The woman promised to procure it for him, but as she was leaving, he added, “I require the mustard seed be taken from a household where no child, spouse, parent, or servant has died.”

The woman agreed and began going from house to house in search of the mustard seed.  At each house the people agreed to give her the seed, but when she asked them if anyone had died in that household, she could find no home where death had not visited-in one house a daughter, in another a servant, in others a husband or parent had died.  Kisagotami was not able to find a home free from the suffering of death.  Seeing she was not alone in her grief, the mother let go of her child’s lifeless body and returned to the Buddha, who said with great compassion, “You thought that you alone had lost a son, the law of death is that among all living creatures there is no permanence.”

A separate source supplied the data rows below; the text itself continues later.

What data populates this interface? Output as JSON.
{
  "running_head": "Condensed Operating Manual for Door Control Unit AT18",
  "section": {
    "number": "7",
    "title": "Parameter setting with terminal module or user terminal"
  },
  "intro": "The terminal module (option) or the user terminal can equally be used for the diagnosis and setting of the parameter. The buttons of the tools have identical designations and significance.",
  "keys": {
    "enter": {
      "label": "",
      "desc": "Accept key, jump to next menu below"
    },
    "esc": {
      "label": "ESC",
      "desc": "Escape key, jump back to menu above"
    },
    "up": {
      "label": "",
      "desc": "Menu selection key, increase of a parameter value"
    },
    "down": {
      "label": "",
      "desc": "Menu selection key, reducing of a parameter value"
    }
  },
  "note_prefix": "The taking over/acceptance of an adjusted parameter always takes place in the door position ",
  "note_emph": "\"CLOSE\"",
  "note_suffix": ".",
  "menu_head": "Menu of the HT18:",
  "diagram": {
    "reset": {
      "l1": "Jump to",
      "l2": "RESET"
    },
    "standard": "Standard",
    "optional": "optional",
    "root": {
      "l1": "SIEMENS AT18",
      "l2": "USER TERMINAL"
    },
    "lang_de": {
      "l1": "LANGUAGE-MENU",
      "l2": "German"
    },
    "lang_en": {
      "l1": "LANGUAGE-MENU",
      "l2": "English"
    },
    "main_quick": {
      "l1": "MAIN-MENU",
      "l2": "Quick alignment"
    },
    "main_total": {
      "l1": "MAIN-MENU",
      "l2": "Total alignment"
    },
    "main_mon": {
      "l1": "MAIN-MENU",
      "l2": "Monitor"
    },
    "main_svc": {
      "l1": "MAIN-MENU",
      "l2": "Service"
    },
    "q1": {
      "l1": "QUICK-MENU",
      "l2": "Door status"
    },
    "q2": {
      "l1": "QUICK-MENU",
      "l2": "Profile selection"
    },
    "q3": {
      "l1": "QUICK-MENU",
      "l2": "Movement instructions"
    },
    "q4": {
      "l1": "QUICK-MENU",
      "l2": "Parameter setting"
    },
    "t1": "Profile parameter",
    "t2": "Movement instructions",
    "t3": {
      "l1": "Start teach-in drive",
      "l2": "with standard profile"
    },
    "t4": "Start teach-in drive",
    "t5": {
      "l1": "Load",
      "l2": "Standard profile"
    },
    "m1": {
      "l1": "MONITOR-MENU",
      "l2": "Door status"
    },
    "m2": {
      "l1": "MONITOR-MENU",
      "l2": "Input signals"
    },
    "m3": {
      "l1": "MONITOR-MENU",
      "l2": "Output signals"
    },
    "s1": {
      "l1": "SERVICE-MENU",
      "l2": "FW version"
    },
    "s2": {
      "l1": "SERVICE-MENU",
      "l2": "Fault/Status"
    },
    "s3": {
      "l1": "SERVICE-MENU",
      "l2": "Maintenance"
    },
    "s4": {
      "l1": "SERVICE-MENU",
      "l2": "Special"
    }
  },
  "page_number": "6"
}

(Excerpt from The Art of Happiness: A Handbook for Living by His Holiness The Dalai Lama and Howard C. Cutler)

Our 9-day-0ld son passed away just less than 2 months ago.  Hoping to understanding how my Rh Disease would affect a possible future pregnancy, I convinced my husband to meet with the high risk doctors whom I saw during this most recent pregnancy.  So today we spent a couple hours at the hospital and for the first time a Doctor took time to ask us, in depth, how we were doing emotionally.

“I never expected a Doctor would care about that, but obviously that was a misconception, so thank you,”  I said to him, feeling like I insulted and complimented him at the same time.

Later, a social worker who helps grieving parents came to the room and spoke to us about the different support systems we might think about.  What bothered me most wasn’t thinking about our loss, it was her description of others who have also lost a child and some of the physical reminders that they construct of their loss.  For example,  tattooing the infant’s footprint to the parents’ lower legs so as to always be able to say “My child walks with me.”  I teared up at the thought, because it gave me a feeling of being stuck, of not understanding that pain and death is part of life.  I imagined it would feel like wearing a tether.

I still cry but I make more effort in managing my tears.  For weeks now, I have not looked at any of his pictures other than the one next to our wedding picture.  Am I hiding pain?  Am I trying to forget?  I don’t think so.   

I am learning from my son about the awesomeness of life and the impermanence of nature.